Going mainstream is a cause for celebration, folks! Going mainstream means never having to explain yourself again. After all, nobody has to explain themselves when they say they're a Star Wars fan. After this Friday, when you tell someone you're a fan of Japanese animation, they'll be more likely to say "Oh, you mean like 'Mononoke'?"
So what can we fans do help this bring about this great leap forward?
Go see the movie.
Take your friends and family with you. Take as many people with you as you can with you. If necessary, buy their tickets (or at least offer to pay them back if they don't like the movie). Go back to see it the next day if you can. If you're within a couple of hours driving distance of one of the cities it's opening in this weekend or next, then don't wait for it to come to your town, drive over to see it.
I know this has been said over and over, but we can't emphasize it enough: WHETHER "PRINCESS MONONOKE" GETS A WIDER RELEASE DEPENDS ENTIRELY ON HOW WELL IT DOES THE FIRST TWO WEEKENDS IT PLAYS IN LIMITED RELEASE. It doesn't matter that it will only be playing at only one or two theaters in most markets, what Miramax will be looking at is *not* the total box office, but the how full the each theater is. Every warm body in every theater seat at every showing brings us that much closer to a full scale nationwide release.
Over at Nausicaä.Net we've already gotten one report from one city where the theater manager said he wasn't going to bother selling advanced tickets because they'd never sold out the theater for any foreign film. I won't tell you which city and theater that was, just assume it's the one nearest you. Go prove him wrong.
And after you've seen the movie, go to the Miramax website (www.miramax.com) and send them email telling them how much you enjoyed seeing the film and how you're going to tell all your friends to go see it too. If you live in an area that isn't currently scheduled to get "Mononoke", email them now and tell them where you are and how much you'd like to see "Mononoke" playing at a local theater. They'll listen.

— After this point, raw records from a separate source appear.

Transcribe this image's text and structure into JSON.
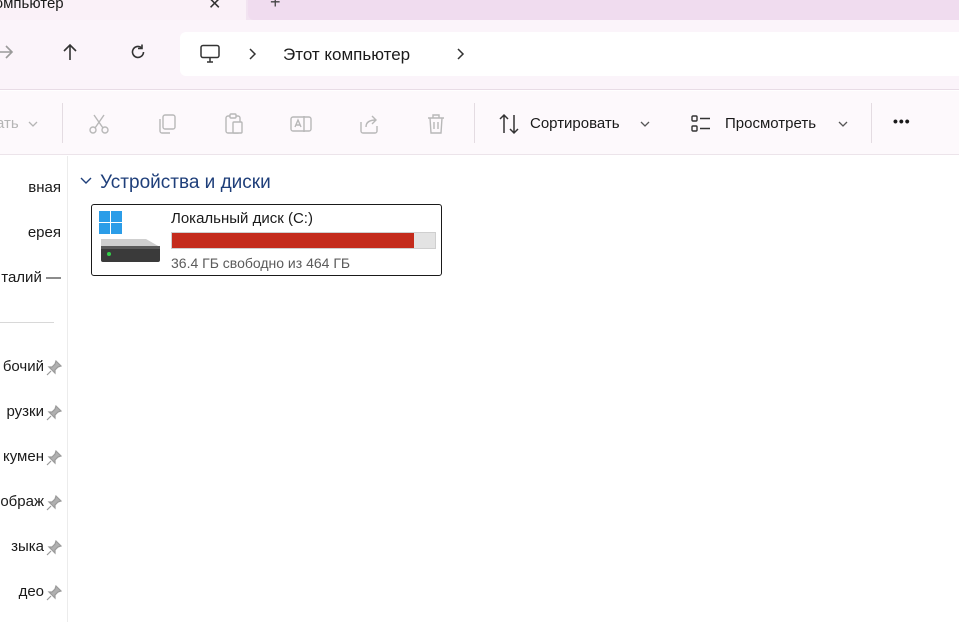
{
  "tab": {
    "title": "компьютер",
    "close_glyph": "✕",
    "new_glyph": "+"
  },
  "address": {
    "path": "Этот компьютер",
    "computer_icon": "monitor-icon"
  },
  "navigation": {
    "forward_icon": "arrow-right-icon",
    "up_icon": "arrow-up-icon",
    "refresh_icon": "refresh-icon"
  },
  "toolbar": {
    "create_label": "ать",
    "sort_label": "Сортировать",
    "view_label": "Просмотреть",
    "more_label": "•••"
  },
  "sidebar": {
    "items": [
      {
        "label": "вная",
        "pinned": false
      },
      {
        "label": "ерея",
        "pinned": false
      },
      {
        "label": "талий —",
        "pinned": false
      },
      {
        "label": "бочий",
        "pinned": true
      },
      {
        "label": "рузки",
        "pinned": true
      },
      {
        "label": "кумен",
        "pinned": true
      },
      {
        "label": "ображ",
        "pinned": true
      },
      {
        "label": "зыка",
        "pinned": true
      },
      {
        "label": "део",
        "pinned": true
      }
    ]
  },
  "content": {
    "group_title": "Устройства и диски",
    "drives": [
      {
        "name": "Локальный диск (C:)",
        "free_text": "36.4 ГБ свободно из 464 ГБ",
        "used_fraction": 0.92
      }
    ]
  },
  "colors": {
    "accent": "#1f3f7a",
    "usage_bar_full": "#c42b1c",
    "windows_logo": "#2b9de8"
  }
}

So don't worry about whatever nitpicks you may still have about the movie. After years of trying we've finally gotten Hollywood to shell out millions for a quality dub with name actors that's playing in real movie theaters! Go see it and take your friends. It will change them, and it may change you. And you'll be able to look back years from now at these few weeks and know you were there when history was made. When the light of Miyazaki's magic came to American theaters.
Anime. It's not just for otaku anymore. Spread the word.
Editor's note: One other thing... We've been hearing reports about otaku that WON'T go see Mononoke in the theater because it's dubbed.
If you're one of those people, GET OVER IT! Whether you like dubs or not, go see this one -- it's one of the best. Besides, Miyazaki said (with myself in the audience) that the dub exceeded his expectations. "I made Mononoke to be seen in the theater," he added. If you are willing to actually go against the words of the creator of the holy grail of anime just because you are too picky about how you absolutely HAVE to have your anime, your sanity truly comes into question.
Don't make me strap you to a chair and tape your eyelids open and force you to watch Midnight Panther. I'll do it, too. :P